I was bragging that my floors with the electric NuHeat mats underneath the engineered wood flooring were going to be warm, keeping my feet happy. “Hold on bucko, you need to realize that if we do our job correctly, there’s not that much heat being called for in the building”. . . . hmmm. OK so maybe my floors aren’t going to be continuously warm after all.
Then I’m emphasizing the great looks of the Olympic Avalon wood burning stove, and its ability to hold a fire overnight. Wrong again, if this building performs as it should, the selected model will drive us out of the home with heat; nice problem to have. We’ve got to rethink to BTU requirements of this building aligned with the production of the stove.
Ryan now goes on to suggest I reconsider the NuHeat floor totally. He says that the ductless split heat pumps really are more efficient. The NuHeat mats are 100% efficient, BUT they’re still powered by electricity, whereas, the ductless split heat pumps, are grabbing the energy existing in the outside air. I like gaining that energy hanging around in the outside air already.

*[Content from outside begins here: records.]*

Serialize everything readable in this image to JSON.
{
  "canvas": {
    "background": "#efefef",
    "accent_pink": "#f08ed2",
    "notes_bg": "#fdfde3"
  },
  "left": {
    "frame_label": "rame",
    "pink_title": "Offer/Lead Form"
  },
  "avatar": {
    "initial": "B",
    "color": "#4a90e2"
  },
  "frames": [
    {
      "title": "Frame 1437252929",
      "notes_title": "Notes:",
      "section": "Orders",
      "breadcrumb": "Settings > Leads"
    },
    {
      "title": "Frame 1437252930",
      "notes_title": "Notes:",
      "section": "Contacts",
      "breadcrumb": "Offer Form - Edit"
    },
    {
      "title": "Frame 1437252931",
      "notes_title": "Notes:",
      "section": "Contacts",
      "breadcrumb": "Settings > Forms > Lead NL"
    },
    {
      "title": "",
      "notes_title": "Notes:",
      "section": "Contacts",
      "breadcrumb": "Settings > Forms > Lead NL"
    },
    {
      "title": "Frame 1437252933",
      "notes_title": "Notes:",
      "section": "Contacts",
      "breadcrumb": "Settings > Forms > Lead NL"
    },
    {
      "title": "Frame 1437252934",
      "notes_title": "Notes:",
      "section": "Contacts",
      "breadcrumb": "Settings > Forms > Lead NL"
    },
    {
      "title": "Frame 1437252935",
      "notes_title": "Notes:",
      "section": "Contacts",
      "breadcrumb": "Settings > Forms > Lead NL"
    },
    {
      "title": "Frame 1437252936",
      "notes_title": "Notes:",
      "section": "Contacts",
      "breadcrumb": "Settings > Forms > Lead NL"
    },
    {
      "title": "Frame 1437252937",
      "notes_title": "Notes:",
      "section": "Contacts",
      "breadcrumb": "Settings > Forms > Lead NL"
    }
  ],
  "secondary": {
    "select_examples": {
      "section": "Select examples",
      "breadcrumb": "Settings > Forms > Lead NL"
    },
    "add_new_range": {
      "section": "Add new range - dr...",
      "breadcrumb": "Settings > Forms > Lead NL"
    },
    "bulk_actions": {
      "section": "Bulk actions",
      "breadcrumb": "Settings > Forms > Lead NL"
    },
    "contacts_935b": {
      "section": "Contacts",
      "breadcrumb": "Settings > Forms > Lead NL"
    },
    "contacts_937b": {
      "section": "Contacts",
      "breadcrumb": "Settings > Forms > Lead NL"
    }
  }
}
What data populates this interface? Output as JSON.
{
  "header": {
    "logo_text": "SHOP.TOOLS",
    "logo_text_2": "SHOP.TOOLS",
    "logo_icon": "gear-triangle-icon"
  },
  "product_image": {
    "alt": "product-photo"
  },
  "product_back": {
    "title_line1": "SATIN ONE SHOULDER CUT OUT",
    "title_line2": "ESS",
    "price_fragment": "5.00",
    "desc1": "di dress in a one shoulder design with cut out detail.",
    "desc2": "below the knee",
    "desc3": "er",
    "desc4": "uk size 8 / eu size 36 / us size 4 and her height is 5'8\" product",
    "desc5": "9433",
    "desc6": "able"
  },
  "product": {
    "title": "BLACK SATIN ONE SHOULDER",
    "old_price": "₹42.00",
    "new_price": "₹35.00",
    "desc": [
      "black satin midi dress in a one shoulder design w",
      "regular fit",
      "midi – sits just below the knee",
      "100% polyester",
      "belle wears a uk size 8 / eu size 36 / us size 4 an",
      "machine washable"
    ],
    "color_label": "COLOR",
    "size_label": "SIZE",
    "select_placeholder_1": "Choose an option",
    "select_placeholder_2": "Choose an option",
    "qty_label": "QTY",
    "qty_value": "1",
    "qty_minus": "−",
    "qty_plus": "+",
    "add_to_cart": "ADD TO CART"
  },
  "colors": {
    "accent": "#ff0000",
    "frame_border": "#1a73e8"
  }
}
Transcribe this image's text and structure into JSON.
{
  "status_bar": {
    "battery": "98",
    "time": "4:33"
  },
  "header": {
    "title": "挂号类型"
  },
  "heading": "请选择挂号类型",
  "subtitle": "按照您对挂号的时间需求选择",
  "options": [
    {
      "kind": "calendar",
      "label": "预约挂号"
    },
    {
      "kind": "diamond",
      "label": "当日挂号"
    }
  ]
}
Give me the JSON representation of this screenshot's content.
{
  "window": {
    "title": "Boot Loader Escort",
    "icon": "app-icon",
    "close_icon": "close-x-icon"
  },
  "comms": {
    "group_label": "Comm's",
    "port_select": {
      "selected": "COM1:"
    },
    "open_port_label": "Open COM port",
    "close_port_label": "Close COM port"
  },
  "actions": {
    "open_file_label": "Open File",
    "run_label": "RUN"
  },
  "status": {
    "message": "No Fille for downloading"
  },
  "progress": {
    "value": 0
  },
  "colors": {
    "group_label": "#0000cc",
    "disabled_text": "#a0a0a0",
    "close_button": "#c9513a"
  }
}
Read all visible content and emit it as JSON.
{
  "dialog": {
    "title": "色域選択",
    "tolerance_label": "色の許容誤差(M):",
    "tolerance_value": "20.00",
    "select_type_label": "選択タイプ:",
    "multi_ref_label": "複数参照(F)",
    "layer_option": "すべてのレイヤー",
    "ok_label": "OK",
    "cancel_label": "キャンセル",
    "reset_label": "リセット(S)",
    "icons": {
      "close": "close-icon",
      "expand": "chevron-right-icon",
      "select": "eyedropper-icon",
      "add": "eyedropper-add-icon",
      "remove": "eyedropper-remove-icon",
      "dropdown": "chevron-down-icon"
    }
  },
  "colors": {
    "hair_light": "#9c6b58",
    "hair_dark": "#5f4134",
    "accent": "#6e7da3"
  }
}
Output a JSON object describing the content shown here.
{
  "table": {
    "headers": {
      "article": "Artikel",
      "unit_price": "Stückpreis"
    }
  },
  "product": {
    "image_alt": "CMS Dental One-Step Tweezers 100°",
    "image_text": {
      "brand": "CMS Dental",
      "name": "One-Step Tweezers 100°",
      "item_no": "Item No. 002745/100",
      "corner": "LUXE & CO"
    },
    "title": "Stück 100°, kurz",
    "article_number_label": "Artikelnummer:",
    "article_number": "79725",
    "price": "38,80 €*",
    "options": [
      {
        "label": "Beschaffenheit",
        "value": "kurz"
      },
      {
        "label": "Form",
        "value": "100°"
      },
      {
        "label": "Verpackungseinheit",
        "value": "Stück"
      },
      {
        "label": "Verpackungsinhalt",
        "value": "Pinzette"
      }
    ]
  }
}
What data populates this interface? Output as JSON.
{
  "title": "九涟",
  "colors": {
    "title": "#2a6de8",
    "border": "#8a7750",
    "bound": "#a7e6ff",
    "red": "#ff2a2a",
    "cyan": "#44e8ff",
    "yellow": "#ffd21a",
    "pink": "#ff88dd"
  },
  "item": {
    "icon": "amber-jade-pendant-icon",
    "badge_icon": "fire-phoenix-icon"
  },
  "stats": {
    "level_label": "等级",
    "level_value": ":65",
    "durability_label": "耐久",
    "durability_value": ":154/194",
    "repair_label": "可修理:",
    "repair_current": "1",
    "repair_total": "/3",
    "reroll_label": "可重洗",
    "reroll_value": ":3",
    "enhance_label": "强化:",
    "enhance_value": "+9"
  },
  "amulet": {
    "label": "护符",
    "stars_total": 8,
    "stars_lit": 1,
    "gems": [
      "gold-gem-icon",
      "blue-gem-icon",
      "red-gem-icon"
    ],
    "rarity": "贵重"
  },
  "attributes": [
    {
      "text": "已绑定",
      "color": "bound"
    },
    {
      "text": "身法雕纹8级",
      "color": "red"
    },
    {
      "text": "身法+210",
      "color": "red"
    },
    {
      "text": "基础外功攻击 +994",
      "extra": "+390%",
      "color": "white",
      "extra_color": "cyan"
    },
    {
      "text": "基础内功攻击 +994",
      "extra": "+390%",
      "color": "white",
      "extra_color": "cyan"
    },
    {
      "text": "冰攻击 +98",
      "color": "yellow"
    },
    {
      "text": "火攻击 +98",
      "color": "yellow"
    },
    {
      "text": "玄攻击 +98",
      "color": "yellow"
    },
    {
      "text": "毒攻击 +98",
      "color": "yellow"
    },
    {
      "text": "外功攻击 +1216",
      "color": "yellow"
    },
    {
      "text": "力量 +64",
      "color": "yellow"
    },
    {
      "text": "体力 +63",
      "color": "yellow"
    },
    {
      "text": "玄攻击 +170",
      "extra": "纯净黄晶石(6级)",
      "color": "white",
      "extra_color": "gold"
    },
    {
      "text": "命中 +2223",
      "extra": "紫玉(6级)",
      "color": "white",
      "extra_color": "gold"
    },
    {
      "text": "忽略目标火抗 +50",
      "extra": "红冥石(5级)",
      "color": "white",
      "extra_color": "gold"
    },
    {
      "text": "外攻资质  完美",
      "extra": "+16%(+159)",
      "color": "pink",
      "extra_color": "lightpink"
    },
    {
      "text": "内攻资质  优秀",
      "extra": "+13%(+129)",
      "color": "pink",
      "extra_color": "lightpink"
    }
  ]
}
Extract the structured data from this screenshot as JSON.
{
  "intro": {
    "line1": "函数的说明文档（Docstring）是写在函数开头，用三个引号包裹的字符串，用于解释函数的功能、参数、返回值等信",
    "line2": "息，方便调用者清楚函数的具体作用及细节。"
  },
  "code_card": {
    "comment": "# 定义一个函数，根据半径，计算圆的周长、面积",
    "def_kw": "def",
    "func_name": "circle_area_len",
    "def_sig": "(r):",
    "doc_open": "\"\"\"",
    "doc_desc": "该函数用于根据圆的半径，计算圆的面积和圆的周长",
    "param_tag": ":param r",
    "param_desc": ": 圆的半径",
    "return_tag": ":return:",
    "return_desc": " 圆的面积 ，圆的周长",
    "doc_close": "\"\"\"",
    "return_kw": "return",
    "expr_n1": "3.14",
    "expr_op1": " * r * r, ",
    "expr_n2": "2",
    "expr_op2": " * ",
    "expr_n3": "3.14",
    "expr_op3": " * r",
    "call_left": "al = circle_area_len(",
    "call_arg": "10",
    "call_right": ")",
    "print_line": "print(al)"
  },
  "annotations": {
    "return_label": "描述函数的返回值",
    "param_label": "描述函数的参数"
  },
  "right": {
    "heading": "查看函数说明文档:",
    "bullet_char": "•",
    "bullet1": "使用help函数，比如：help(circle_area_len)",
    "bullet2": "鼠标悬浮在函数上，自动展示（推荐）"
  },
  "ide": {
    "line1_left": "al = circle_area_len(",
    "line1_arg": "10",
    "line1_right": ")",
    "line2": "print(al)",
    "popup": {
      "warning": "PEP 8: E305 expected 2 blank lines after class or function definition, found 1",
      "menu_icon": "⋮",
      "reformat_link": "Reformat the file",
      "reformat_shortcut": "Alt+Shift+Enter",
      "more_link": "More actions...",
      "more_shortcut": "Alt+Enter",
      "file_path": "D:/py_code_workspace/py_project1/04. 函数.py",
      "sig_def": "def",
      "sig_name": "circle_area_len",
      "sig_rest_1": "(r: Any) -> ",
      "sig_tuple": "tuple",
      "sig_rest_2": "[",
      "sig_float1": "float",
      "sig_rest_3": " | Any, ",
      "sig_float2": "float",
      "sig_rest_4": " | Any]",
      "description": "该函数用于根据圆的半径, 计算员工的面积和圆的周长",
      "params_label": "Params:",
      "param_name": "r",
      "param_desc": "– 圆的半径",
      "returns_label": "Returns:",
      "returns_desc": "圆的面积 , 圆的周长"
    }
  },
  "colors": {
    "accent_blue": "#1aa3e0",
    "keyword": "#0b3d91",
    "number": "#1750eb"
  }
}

We’re going to probably go to an offset 2 X 6 double wall, rather than a single 2 X 6 hybrid insulated constructed wall, as shown in the picture by Taz Home Theater. If we can eliminate the thermal bridging of solid wood, as evidenced by the infrared images of buildings with a solid stud member, we’re ahead of the game. Plus the benefit of using less expensive insulation materials like fiberglass, rather than the cellular foams. My intension is to track closely how much more the double 2 X 6 wall runs, to get an accurate number for cost component on this alternative construction method.
I’ve never been a fan of the open air space method required for true rain screen exterior walls. We lose the cross sectional insulation additive advantage by introducing moving air flowing beneath the exterior siding, not to mention the potential of wavy siding applied to the spaced battens. Apparently, we get points for extended overhangs, and their protection of the wall, without having to add a layer of air flow, thus reducing the thermal advantage of the entire wall. At the same time, reducing the need for air conditioning, due to blocking summer solar gain.
So the true R values for this home should be R-40 walls, R-40 floors and R-60 lids, not to overlook the windows performing at .20 U-value or less, sounds like triple glazing to me. We will probably need a photovoltaic system at somewhere between 3 and 5 KW in parallel connection, with individual inverters at each panel. And a whole house heat recovery unit, ventilating this whole structure for fresh air.
I’m so thankful that I’m surrounded by the best in the business, not because they are just good at what they do, but because they make me think twice – thrice – about every idea I have, helping me to build the best home for the Pacific Northwest weather and temperatures.